As a standalone subject, the sweet chestnut has to be one of the most photogenic trees you could wish for. It is truly magnificent, a tree I enjoy enormously and love photographing, yet I do not count it as one of my absolute favourites. This is perhaps down to the fact that it is in its element in more cultured parkland, rather than in the wilder woodland locations I so relish, where a relative lack of space and light prevents it from growing into the massive and mature specimen it can become. A girth of 40 feet and a height of 100 feet are not unknown!
The sweet chestnut (Castanea sativa) is only distantly related to the horse chestnut tree, although neither are natives of the UK. Also known as the Spanish chestnut and marron, it is thought to have been introduced into Britain by the Romans in the first century AD. The oft-repeated scene from Monty Python’s Life of Brian – “what have the Romans ever done for us?” – comes to mind! They certainly brought a tree that graces our landscape and, along with the larch and sycamore, has been one of our most successful colonisers.

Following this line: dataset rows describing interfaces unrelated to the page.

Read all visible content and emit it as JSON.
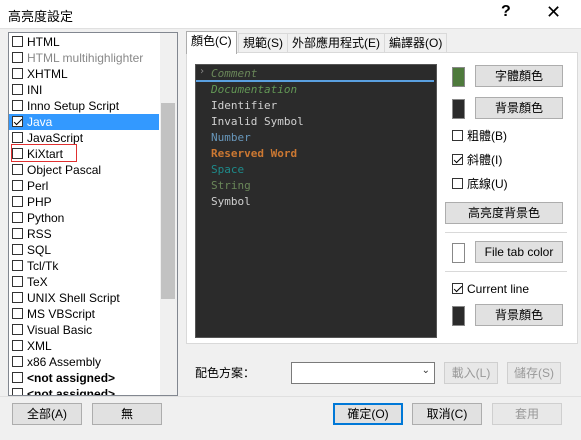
{
  "window": {
    "title": "高亮度設定",
    "help": "?",
    "close": "✕"
  },
  "languages": [
    {
      "label": "HTML",
      "checked": false,
      "disabled": false,
      "bold": false,
      "selected": false
    },
    {
      "label": "HTML multihighlighter",
      "checked": false,
      "disabled": true,
      "bold": false,
      "selected": false
    },
    {
      "label": "XHTML",
      "checked": false,
      "disabled": false,
      "bold": false,
      "selected": false
    },
    {
      "label": "INI",
      "checked": false,
      "disabled": false,
      "bold": false,
      "selected": false
    },
    {
      "label": "Inno Setup Script",
      "checked": false,
      "disabled": false,
      "bold": false,
      "selected": false
    },
    {
      "label": "Java",
      "checked": true,
      "disabled": false,
      "bold": false,
      "selected": true
    },
    {
      "label": "JavaScript",
      "checked": false,
      "disabled": false,
      "bold": false,
      "selected": false
    },
    {
      "label": "KiXtart",
      "checked": false,
      "disabled": false,
      "bold": false,
      "selected": false
    },
    {
      "label": "Object Pascal",
      "checked": false,
      "disabled": false,
      "bold": false,
      "selected": false
    },
    {
      "label": "Perl",
      "checked": false,
      "disabled": false,
      "bold": false,
      "selected": false
    },
    {
      "label": "PHP",
      "checked": false,
      "disabled": false,
      "bold": false,
      "selected": false
    },
    {
      "label": "Python",
      "checked": false,
      "disabled": false,
      "bold": false,
      "selected": false
    },
    {
      "label": "RSS",
      "checked": false,
      "disabled": false,
      "bold": false,
      "selected": false
    },
    {
      "label": "SQL",
      "checked": false,
      "disabled": false,
      "bold": false,
      "selected": false
    },
    {
      "label": "Tcl/Tk",
      "checked": false,
      "disabled": false,
      "bold": false,
      "selected": false
    },
    {
      "label": "TeX",
      "checked": false,
      "disabled": false,
      "bold": false,
      "selected": false
    },
    {
      "label": "UNIX Shell Script",
      "checked": false,
      "disabled": false,
      "bold": false,
      "selected": false
    },
    {
      "label": "MS VBScript",
      "checked": false,
      "disabled": false,
      "bold": false,
      "selected": false
    },
    {
      "label": "Visual Basic",
      "checked": false,
      "disabled": false,
      "bold": false,
      "selected": false
    },
    {
      "label": "XML",
      "checked": false,
      "disabled": false,
      "bold": false,
      "selected": false
    },
    {
      "label": "x86 Assembly",
      "checked": false,
      "disabled": false,
      "bold": false,
      "selected": false
    },
    {
      "label": "<not assigned>",
      "checked": false,
      "disabled": false,
      "bold": true,
      "selected": false
    },
    {
      "label": "<not assigned>",
      "checked": false,
      "disabled": false,
      "bold": true,
      "selected": false
    }
  ],
  "tabs": [
    {
      "label": "顏色(C)",
      "active": true
    },
    {
      "label": "規範(S)",
      "active": false
    },
    {
      "label": "外部應用程式(E)",
      "active": false
    },
    {
      "label": "編譯器(O)",
      "active": false
    }
  ],
  "preview_items": [
    {
      "text": "Comment",
      "color": "#6a8759",
      "italic": true,
      "bold": false
    },
    {
      "text": "Documentation",
      "color": "#629755",
      "italic": true,
      "bold": false
    },
    {
      "text": "Identifier",
      "color": "#d0d0d0",
      "italic": false,
      "bold": false
    },
    {
      "text": "Invalid Symbol",
      "color": "#d0d0d0",
      "italic": false,
      "bold": false
    },
    {
      "text": "Number",
      "color": "#6897bb",
      "italic": false,
      "bold": false
    },
    {
      "text": "Reserved Word",
      "color": "#cc7832",
      "italic": false,
      "bold": true
    },
    {
      "text": "Space",
      "color": "#1e8a8a",
      "italic": false,
      "bold": false
    },
    {
      "text": "String",
      "color": "#6a8759",
      "italic": false,
      "bold": false
    },
    {
      "text": "Symbol",
      "color": "#d0d0d0",
      "italic": false,
      "bold": false
    }
  ],
  "preview_arrow": "›",
  "style_panel": {
    "fg_color": "#4e7a3c",
    "bg_color": "#2b2b2b",
    "fg_button": "字體顏色",
    "bg_button": "背景顏色",
    "bold_label": "粗體(B)",
    "bold_checked": false,
    "italic_label": "斜體(I)",
    "italic_checked": true,
    "underline_label": "底線(U)",
    "underline_checked": false,
    "highlight_bg_button": "高亮度背景色",
    "file_tab_color": "#ffffff",
    "file_tab_button": "File tab color",
    "current_line_label": "Current line",
    "current_line_checked": true,
    "current_line_bg_color": "#2b2b2b",
    "current_line_bg_button": "背景顏色"
  },
  "scheme": {
    "label": "配色方案：",
    "value": "",
    "load_button": "載入(L)",
    "save_button": "儲存(S)"
  },
  "footer": {
    "all_button": "全部(A)",
    "none_button": "無",
    "ok_button": "確定(O)",
    "cancel_button": "取消(C)",
    "apply_button": "套用"
  }
}
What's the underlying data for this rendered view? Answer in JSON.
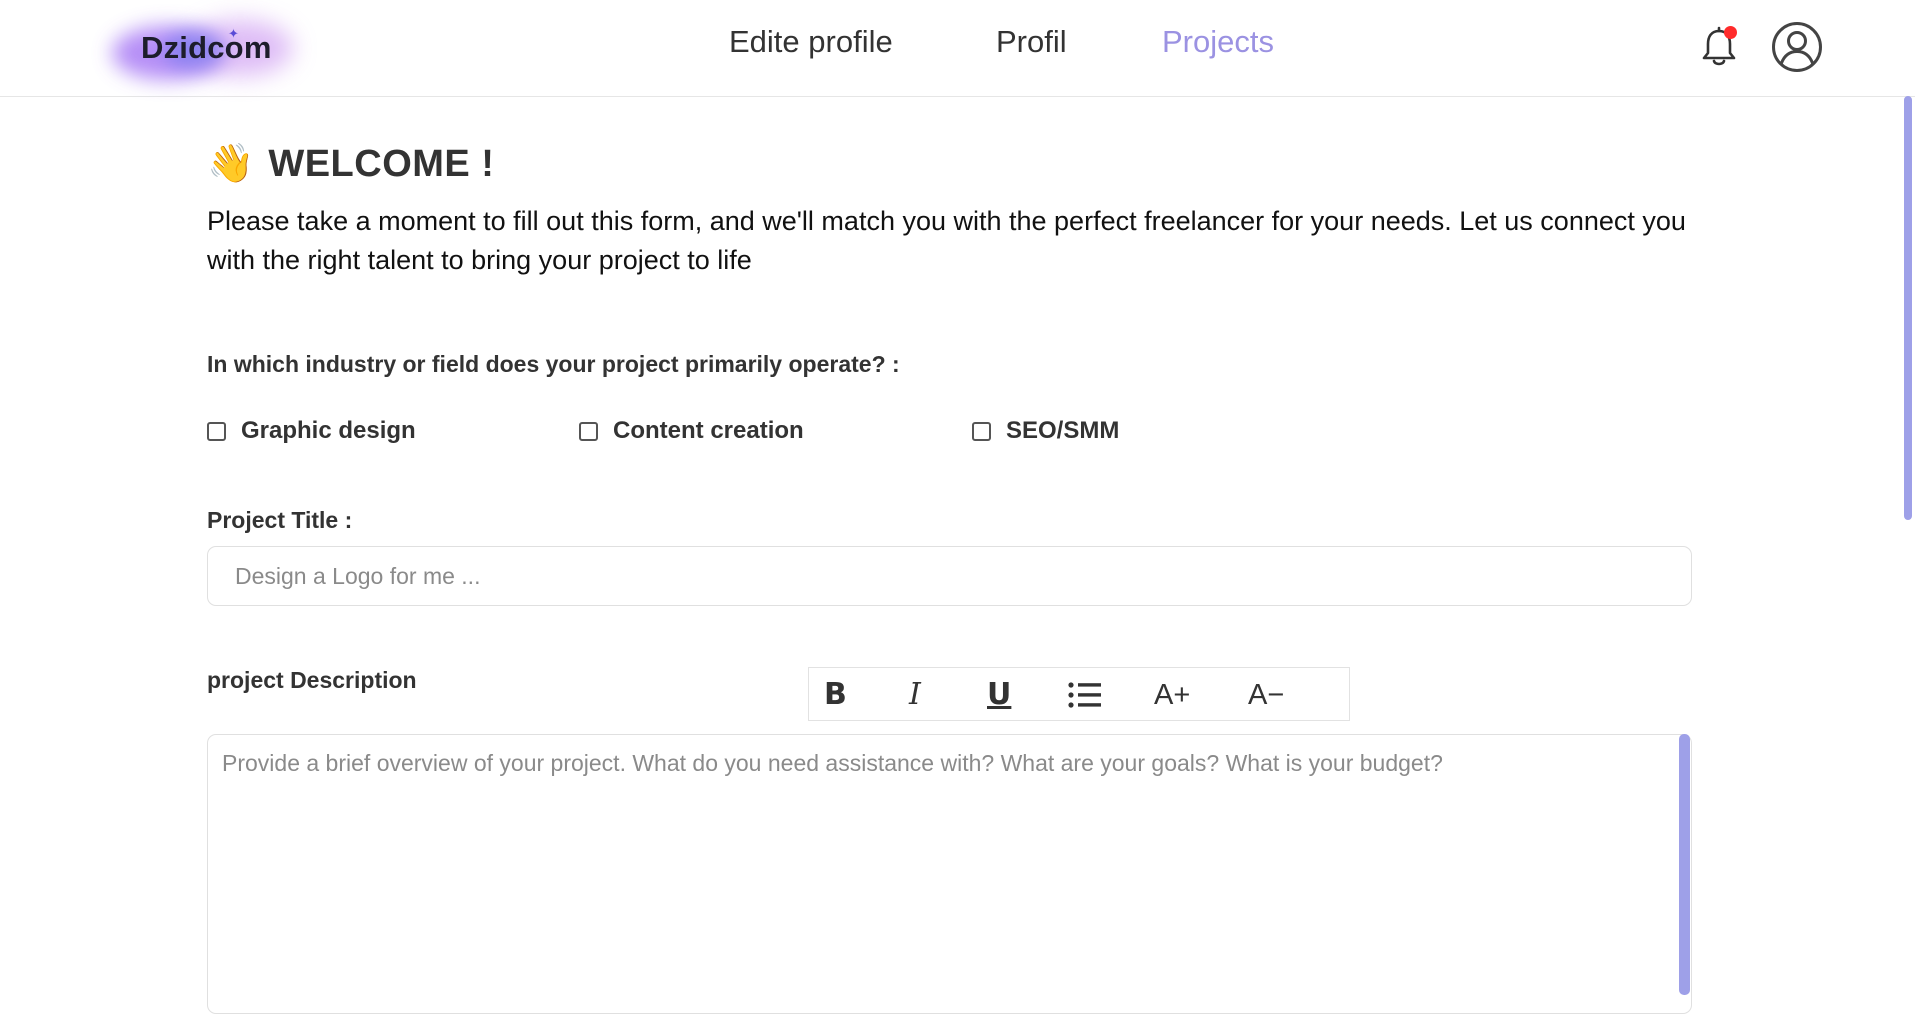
{
  "brand": {
    "name": "Dzidcom"
  },
  "nav": {
    "links": [
      {
        "label": "Edite profile",
        "active": false
      },
      {
        "label": "Profil",
        "active": false
      },
      {
        "label": "Projects",
        "active": true
      }
    ],
    "notification_dot": true,
    "bell_icon": "bell-icon",
    "avatar_icon": "user-circle-icon"
  },
  "welcome": {
    "emoji": "👋",
    "title": "WELCOME !",
    "intro": "Please take a moment to fill out this form, and we'll match you with the perfect freelancer for your needs. Let us connect you with the right talent to bring your project to life"
  },
  "form": {
    "industry_question": "In which industry or field does your project primarily operate? :",
    "industry_options": [
      {
        "label": "Graphic design",
        "checked": false
      },
      {
        "label": "Content creation",
        "checked": false
      },
      {
        "label": "SEO/SMM",
        "checked": false
      }
    ],
    "title_label": "Project Title :",
    "title_value": "",
    "title_placeholder": "Design a Logo for me ...",
    "description_label": "project Description",
    "description_value": "",
    "description_placeholder": "Provide a brief overview of your project. What do you need assistance with? What are your goals? What is your budget?",
    "toolbar": {
      "bold": "B",
      "italic": "I",
      "underline": "U",
      "list_icon": "list-icon",
      "increase_font": "A+",
      "decrease_font": "A−"
    }
  },
  "colors": {
    "accent": "#9b92e2",
    "scrollbar": "#9ea0e8",
    "notification": "#ff2b2b"
  }
}
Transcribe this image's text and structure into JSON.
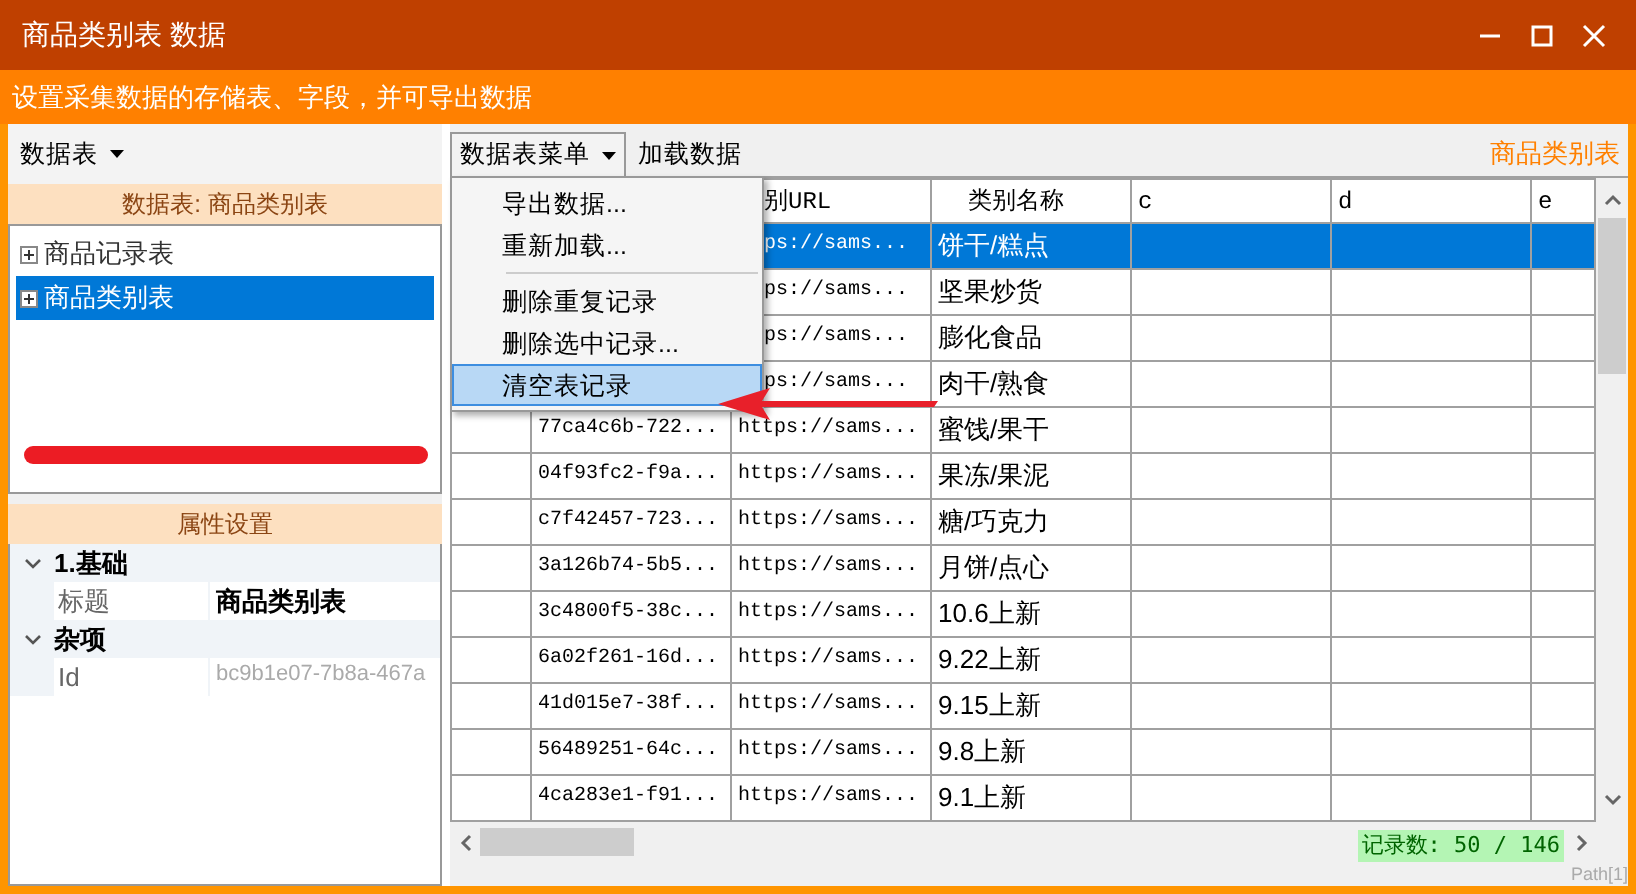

It is thought the Romans included coppice rotation within their woodland management routines, so the faster growing rate of the impressive sweet chestnut compared to, say, our native oak would have made it an attractive alternative. In addition, its nuts, and the flour made from them, formed part of the Roman diet. The cooler UK climate does now tend to mean that...